The NL East could have four contending teams this season. The Phillies and Braves are still strong, and the Marlins and Nationals have made improvements that have many people looking at them as possible playoff teams.
The Cubs won't have to wait very long to see some of them, either; the Nats will be the Cubs' opening series opponent at Wrigley Field on April 5, 7 and 8, and they play in both Miami and Philadelphia before the end of April.
We'll be seeing some familiar faces in some Eastern Division cities, too. After the jump, a brief look at the Cubs' five NL East opponents, in alphabetical order by city.
Atlanta Braves. 2011: 89-73, second place. The Braves were part of that incredibly exciting final regular season day last year, losing to the Phillies and thus losing out on a possible wild-card tiebreaker game with the Cardinals. I'm guessing that was more exciting for the rest of us than it was in Atlanta.
The Braves return essentially the same team for this year; Michael Bourn will have a full season for Atlanta in center field and the Braves will likely turn shortstop over to 22-year-old rookie Tyler Pastornicky, who has not played a single major league game. Pastornicky was acquired from the Blue Jays in the deal that sent Yunel Escobar to Toronto. On the mound, the Atlanta rotation is intact, though 21-year-old Julio Teheran will get a chance to break in.
The Braves' biggest strength could also be their biggest weakness. Craig Kimbrel, Jonny Venters and Eric O'Flaherty were so good that manager Fredi Gonzalez overused them, and this trio's failure in September was one of the biggest reasons the Braves stayed home. Kimbrel led the NL in saves and won the Rookie of the Year award, but blew three key saves in September. Gonzalez will have to use these three more carefully.
Crazy Ozzie Guillen! Crazy Carlos Zambrano!
It's like a random Dr. Seuss book came to life and was given baseball uniforms.
OK, serious for one second. This team has talent and if they all perform up to their capabilities, should be a contender in the NL East.
Now, back to wackiness:
New York Mets. 2011: 77-85, fourth place. Lord, what a mess this team is. If they're not basically begging for money, they're hoping a guy who hasn't pitched in the majors in almost two years is going to be their savior. Or they're moving in the fences at Citi Field so that David Wright might hit a few more home runs.

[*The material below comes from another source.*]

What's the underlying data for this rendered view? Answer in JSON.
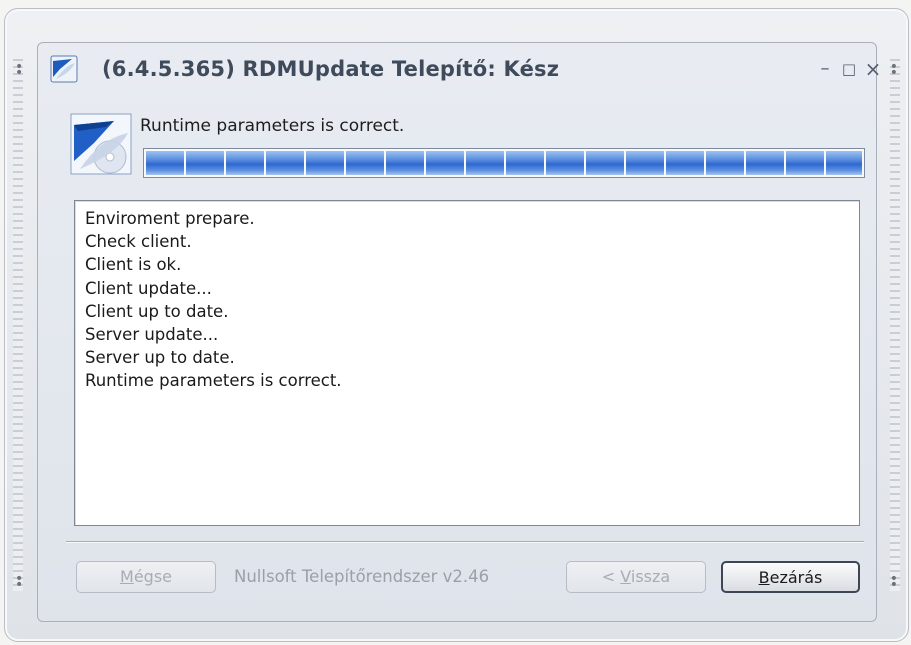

Their closer is either Frank Francisco or Jon Rauch. Does that strike any fear into your heart, National League hitters?
I didn't think so.
Their starting second baseman is Daniel Murphy, a man who had barely played that position at all in professional baseball until last year. Their starting center fielder, Andres Torres, got himself a nice contract off a career year in 2010, but returned to mediocrity last year and is 34.
I'm done. And so are the Mets. They'll finish last.
Philadelphia Phillies. 2011: 102-60, first place. The Phillies are old, and that's after letting 49-year-old Jamie Moyer go.
Ryan Howard's Achilles injury is healing somewhat faster than expected, but he's still likely going to be out for a third of the season. The Phillies hired former star Jim Thome to play some first base in his absence, but Thome has played exactly four games at first base since he was last a Phillie -- in 2005. John Mayberry Jr. should also get some time at first base. The Phillies signed Ty Wigginton as insurance, but he's getting old, too.
The Phillies also let Roy Oswalt go, and he's still a free agent. That's because the Phillies have a very deep rotation anyway, headed by Roy Halladay, Cliff Lee and Cole Hamels, and also featuring Vance Worley, who was very good last year. Joe Blanton and Kyle Kendrick will fight it out for the No. 5 slot -- and both of those guys are decent, too.
Jonathan Papelbon was signed to a megadollar, megayear deal to close. That rarely works out well. We'll see if Papelbon can be the exception to the rule.
The Phillies are aging (Jimmy Rollins is definitely declining, among others), but probably have enough pitching to be a solid contender.
Washington Nationals. 2011: 80-81, third place. Only a postponed game that wasn't made up prevented the Nats from having a shot at their first non-losing season since the franchise moved to DC in 2005.
And between the hype around Stephen Strasburg (who the Cubs should see for the first time on Opening Day at Wrigley Field) and the hype around Bryce Harper (who could crack the Opening Day roster at the age of 19), you might have overlooked the other good talent on the Nats, including Danny Espinosa, Michael Morse, Wilson Ramos and third baseman Ryan Zimmerman, who just signed a long-term contract extension with the team earlier this week.
And that's not even mentioning Jayson Werth, who also has a huge contract that he spectacularly failed to live up to in 2011. If he returns to his Phillies numbers, the Nats offense could be potent.
They have other good starting pitchers, too, including Gio Gonzalez (for whom they traded four of their top 10 prospects) and Edwin Jackson. It's enough that they're practically begging teams to trade for John Lannan.
Drew Storen, their closer, is no slouch, either. He was fourth in the NL with 43 saves a year ago. Did you even notice?
You will this year. The Nats are right on the cusp of being a really, really good team.